"It is an inspiration. This is what blue-sky research is all about, and it can have fantastic benefits for people's lives. Just think of the impact of the computer, and ask yourself how different the Victorian world would have been with Babbage engines at its disposal. He was 100 years ahead of his time, and this is especially important when the Government is thinking hard about how it funds scientific research," he said.
It is estimated that to build a working prototype of the Analytical Engine would cost more than £400,000. (It would be a follow-up to the "Difference Engine", which Babbage had similarly planned to build and which was reconstructed at the Science Museum in 1991.) But first, detailed research is needed.
It is hoped that the end product could inspire youngsters to study computing, thus fostering a new generation of inventors. One of the reasons, apart from cost, that Babbage's creations were never built in his lifetime, argues Mr Graham-Cumming, was his irascible personality.
Born into a wealthy banking family, he began working on logarithms and calculating machines in the 1820s, at a time when navigation was crucial to the fortunes of the British Empire. Sailors and traders were seeking ever more accurate maps, requiring complex astronomical calculations.

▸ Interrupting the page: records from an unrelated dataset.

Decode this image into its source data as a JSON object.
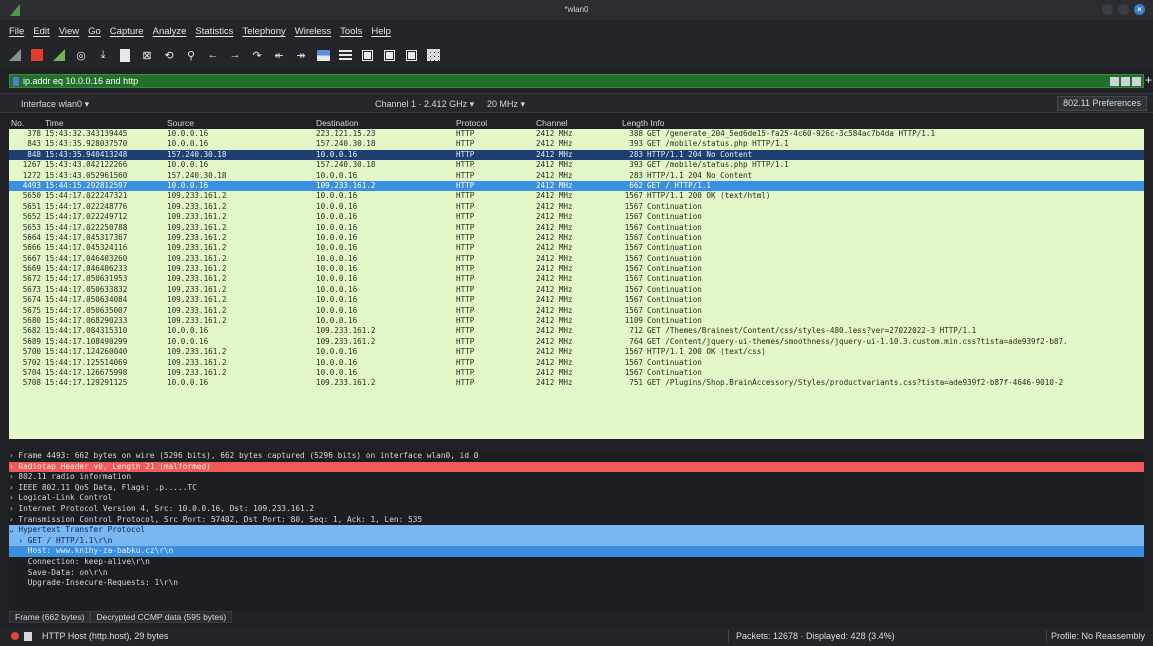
{
  "window": {
    "title": "*wlan0"
  },
  "menu": [
    "File",
    "Edit",
    "View",
    "Go",
    "Capture",
    "Analyze",
    "Statistics",
    "Telephony",
    "Wireless",
    "Tools",
    "Help"
  ],
  "toolbar_icons": [
    "shark-fin-icon",
    "stop-capture-icon",
    "restart-capture-icon",
    "capture-options-icon",
    "open-file-icon",
    "save-file-icon",
    "close-file-icon",
    "reload-file-icon",
    "find-packet-icon",
    "go-back-icon",
    "go-forward-icon",
    "go-to-packet-icon",
    "go-first-icon",
    "go-last-icon",
    "autoscroll-icon",
    "colorize-icon",
    "zoom-in-icon",
    "zoom-out-icon",
    "normal-size-icon",
    "resize-columns-icon"
  ],
  "filter": {
    "text": "ip.addr eq 10.0.0.16 and http"
  },
  "iface": {
    "interface_label": "Interface",
    "interface_value": "wlan0",
    "channel_label": "Channel",
    "channel_value": "1 · 2.412 GHz",
    "width_value": "20 MHz",
    "preferences": "802.11 Preferences"
  },
  "columns": {
    "no": "No.",
    "time": "Time",
    "source": "Source",
    "destination": "Destination",
    "protocol": "Protocol",
    "channel": "Channel",
    "length_info": "Length Info"
  },
  "packets": [
    {
      "no": "378",
      "time": "15:43:32.343139445",
      "src": "10.0.0.16",
      "dst": "223.121.15.23",
      "proto": "HTTP",
      "chan": "2412 MHz",
      "len": "388",
      "info": "GET /generate_204_5ed6de15-fa25-4c60-926c-3c584ac7b4da HTTP/1.1",
      "style": ""
    },
    {
      "no": "843",
      "time": "15:43:35.928037570",
      "src": "10.0.0.16",
      "dst": "157.240.30.18",
      "proto": "HTTP",
      "chan": "2412 MHz",
      "len": "393",
      "info": "GET /mobile/status.php HTTP/1.1",
      "style": ""
    },
    {
      "no": "848",
      "time": "15:43:35.940413248",
      "src": "157.240.30.18",
      "dst": "10.0.0.16",
      "proto": "HTTP",
      "chan": "2412 MHz",
      "len": "283",
      "info": "HTTP/1.1 204 No Content",
      "style": "sel-dark"
    },
    {
      "no": "1267",
      "time": "15:43:43.042122266",
      "src": "10.0.0.16",
      "dst": "157.240.30.18",
      "proto": "HTTP",
      "chan": "2412 MHz",
      "len": "393",
      "info": "GET /mobile/status.php HTTP/1.1",
      "style": ""
    },
    {
      "no": "1272",
      "time": "15:43:43.052961560",
      "src": "157.240.30.18",
      "dst": "10.0.0.16",
      "proto": "HTTP",
      "chan": "2412 MHz",
      "len": "283",
      "info": "HTTP/1.1 204 No Content",
      "style": ""
    },
    {
      "no": "4493",
      "time": "15:44:15.292812597",
      "src": "10.0.0.16",
      "dst": "109.233.161.2",
      "proto": "HTTP",
      "chan": "2412 MHz",
      "len": "662",
      "info": "GET / HTTP/1.1",
      "style": "sel-light"
    },
    {
      "no": "5650",
      "time": "15:44:17.022247321",
      "src": "109.233.161.2",
      "dst": "10.0.0.16",
      "proto": "HTTP",
      "chan": "2412 MHz",
      "len": "1567",
      "info": "HTTP/1.1 200 OK  (text/html)",
      "style": ""
    },
    {
      "no": "5651",
      "time": "15:44:17.022248776",
      "src": "109.233.161.2",
      "dst": "10.0.0.16",
      "proto": "HTTP",
      "chan": "2412 MHz",
      "len": "1567",
      "info": "Continuation",
      "style": ""
    },
    {
      "no": "5652",
      "time": "15:44:17.022249712",
      "src": "109.233.161.2",
      "dst": "10.0.0.16",
      "proto": "HTTP",
      "chan": "2412 MHz",
      "len": "1567",
      "info": "Continuation",
      "style": ""
    },
    {
      "no": "5653",
      "time": "15:44:17.022250788",
      "src": "109.233.161.2",
      "dst": "10.0.0.16",
      "proto": "HTTP",
      "chan": "2412 MHz",
      "len": "1567",
      "info": "Continuation",
      "style": ""
    },
    {
      "no": "5664",
      "time": "15:44:17.045317367",
      "src": "109.233.161.2",
      "dst": "10.0.0.16",
      "proto": "HTTP",
      "chan": "2412 MHz",
      "len": "1567",
      "info": "Continuation",
      "style": ""
    },
    {
      "no": "5666",
      "time": "15:44:17.045324116",
      "src": "109.233.161.2",
      "dst": "10.0.0.16",
      "proto": "HTTP",
      "chan": "2412 MHz",
      "len": "1567",
      "info": "Continuation",
      "style": ""
    },
    {
      "no": "5667",
      "time": "15:44:17.046403260",
      "src": "109.233.161.2",
      "dst": "10.0.0.16",
      "proto": "HTTP",
      "chan": "2412 MHz",
      "len": "1567",
      "info": "Continuation",
      "style": ""
    },
    {
      "no": "5669",
      "time": "15:44:17.046406233",
      "src": "109.233.161.2",
      "dst": "10.0.0.16",
      "proto": "HTTP",
      "chan": "2412 MHz",
      "len": "1567",
      "info": "Continuation",
      "style": ""
    },
    {
      "no": "5672",
      "time": "15:44:17.050631953",
      "src": "109.233.161.2",
      "dst": "10.0.0.16",
      "proto": "HTTP",
      "chan": "2412 MHz",
      "len": "1567",
      "info": "Continuation",
      "style": ""
    },
    {
      "no": "5673",
      "time": "15:44:17.050633832",
      "src": "109.233.161.2",
      "dst": "10.0.0.16",
      "proto": "HTTP",
      "chan": "2412 MHz",
      "len": "1567",
      "info": "Continuation",
      "style": ""
    },
    {
      "no": "5674",
      "time": "15:44:17.050634084",
      "src": "109.233.161.2",
      "dst": "10.0.0.16",
      "proto": "HTTP",
      "chan": "2412 MHz",
      "len": "1567",
      "info": "Continuation",
      "style": ""
    },
    {
      "no": "5675",
      "time": "15:44:17.050635007",
      "src": "109.233.161.2",
      "dst": "10.0.0.16",
      "proto": "HTTP",
      "chan": "2412 MHz",
      "len": "1567",
      "info": "Continuation",
      "style": ""
    },
    {
      "no": "5680",
      "time": "15:44:17.068290233",
      "src": "109.233.161.2",
      "dst": "10.0.0.16",
      "proto": "HTTP",
      "chan": "2412 MHz",
      "len": "1109",
      "info": "Continuation",
      "style": ""
    },
    {
      "no": "5682",
      "time": "15:44:17.084315310",
      "src": "10.0.0.16",
      "dst": "109.233.161.2",
      "proto": "HTTP",
      "chan": "2412 MHz",
      "len": "712",
      "info": "GET /Themes/Brainest/Content/css/styles-480.less?ver=27022022-3 HTTP/1.1",
      "style": ""
    },
    {
      "no": "5689",
      "time": "15:44:17.108490299",
      "src": "10.0.0.16",
      "dst": "109.233.161.2",
      "proto": "HTTP",
      "chan": "2412 MHz",
      "len": "764",
      "info": "GET /Content/jquery-ui-themes/smoothness/jquery-ui-1.10.3.custom.min.css?tista=ade939f2-b87.",
      "style": ""
    },
    {
      "no": "5700",
      "time": "15:44:17.124260040",
      "src": "109.233.161.2",
      "dst": "10.0.0.16",
      "proto": "HTTP",
      "chan": "2412 MHz",
      "len": "1567",
      "info": "HTTP/1.1 200 OK  (text/css)",
      "style": ""
    },
    {
      "no": "5702",
      "time": "15:44:17.125514069",
      "src": "109.233.161.2",
      "dst": "10.0.0.16",
      "proto": "HTTP",
      "chan": "2412 MHz",
      "len": "1567",
      "info": "Continuation",
      "style": ""
    },
    {
      "no": "5704",
      "time": "15:44:17.126675998",
      "src": "109.233.161.2",
      "dst": "10.0.0.16",
      "proto": "HTTP",
      "chan": "2412 MHz",
      "len": "1567",
      "info": "Continuation",
      "style": ""
    },
    {
      "no": "5708",
      "time": "15:44:17.129291125",
      "src": "10.0.0.16",
      "dst": "109.233.161.2",
      "proto": "HTTP",
      "chan": "2412 MHz",
      "len": "751",
      "info": "GET /Plugins/Shop.BrainAccessory/Styles/productvariants.css?tista=ade939f2-b87f-4646-9010-2",
      "style": ""
    }
  ],
  "details": [
    {
      "text": "› Frame 4493: 662 bytes on wire (5296 bits), 662 bytes captured (5296 bits) on interface wlan0, id 0",
      "style": ""
    },
    {
      "text": "› Radiotap Header v0, Length 21 (malformed)",
      "style": "red"
    },
    {
      "text": "› 802.11 radio information",
      "style": ""
    },
    {
      "text": "› IEEE 802.11 QoS Data, Flags: .p.....TC",
      "style": ""
    },
    {
      "text": "› Logical-Link Control",
      "style": ""
    },
    {
      "text": "› Internet Protocol Version 4, Src: 10.0.0.16, Dst: 109.233.161.2",
      "style": ""
    },
    {
      "text": "› Transmission Control Protocol, Src Port: 57402, Dst Port: 80, Seq: 1, Ack: 1, Len: 535",
      "style": ""
    },
    {
      "text": "⌄ Hypertext Transfer Protocol",
      "style": "blue"
    },
    {
      "text": "  › GET / HTTP/1.1\\r\\n",
      "style": "blue"
    },
    {
      "text": "    Host: www.knihy-za-babku.cz\\r\\n",
      "style": "blue-dark"
    },
    {
      "text": "    Connection: keep-alive\\r\\n",
      "style": ""
    },
    {
      "text": "    Save-Data: on\\r\\n",
      "style": ""
    },
    {
      "text": "    Upgrade-Insecure-Requests: 1\\r\\n",
      "style": ""
    }
  ],
  "bytes_tabs": [
    "Frame (662 bytes)",
    "Decrypted CCMP data (595 bytes)"
  ],
  "status": {
    "field": "HTTP Host (http.host), 29 bytes",
    "packets": "Packets: 12678 · Displayed: 428 (3.4%)",
    "profile": "Profile: No Reassembly"
  }
}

Babbage could see almost unlimited applications for his research, but convincing the political classes, in including figures such as the Duke of Wellington and Sir Robert Peel, to continue funding it was another matter.
Babbage was a great socialite, throwing glamorous parties at his home in London's Marylebone, but he could also be rude and eccentric. He once launched a campaign to ban organ grinders from city streets on the grounds that their noise prevented people from thinking.
His contribution was largely overlooked by his peers and the establishment, though The Royal Astronomical Society awarded him a Gold Medal for his work on star charts. He twice stood unsuccessfully for Parliament, and invented a "cow-catcher", to remove obstacles from the paths of trains.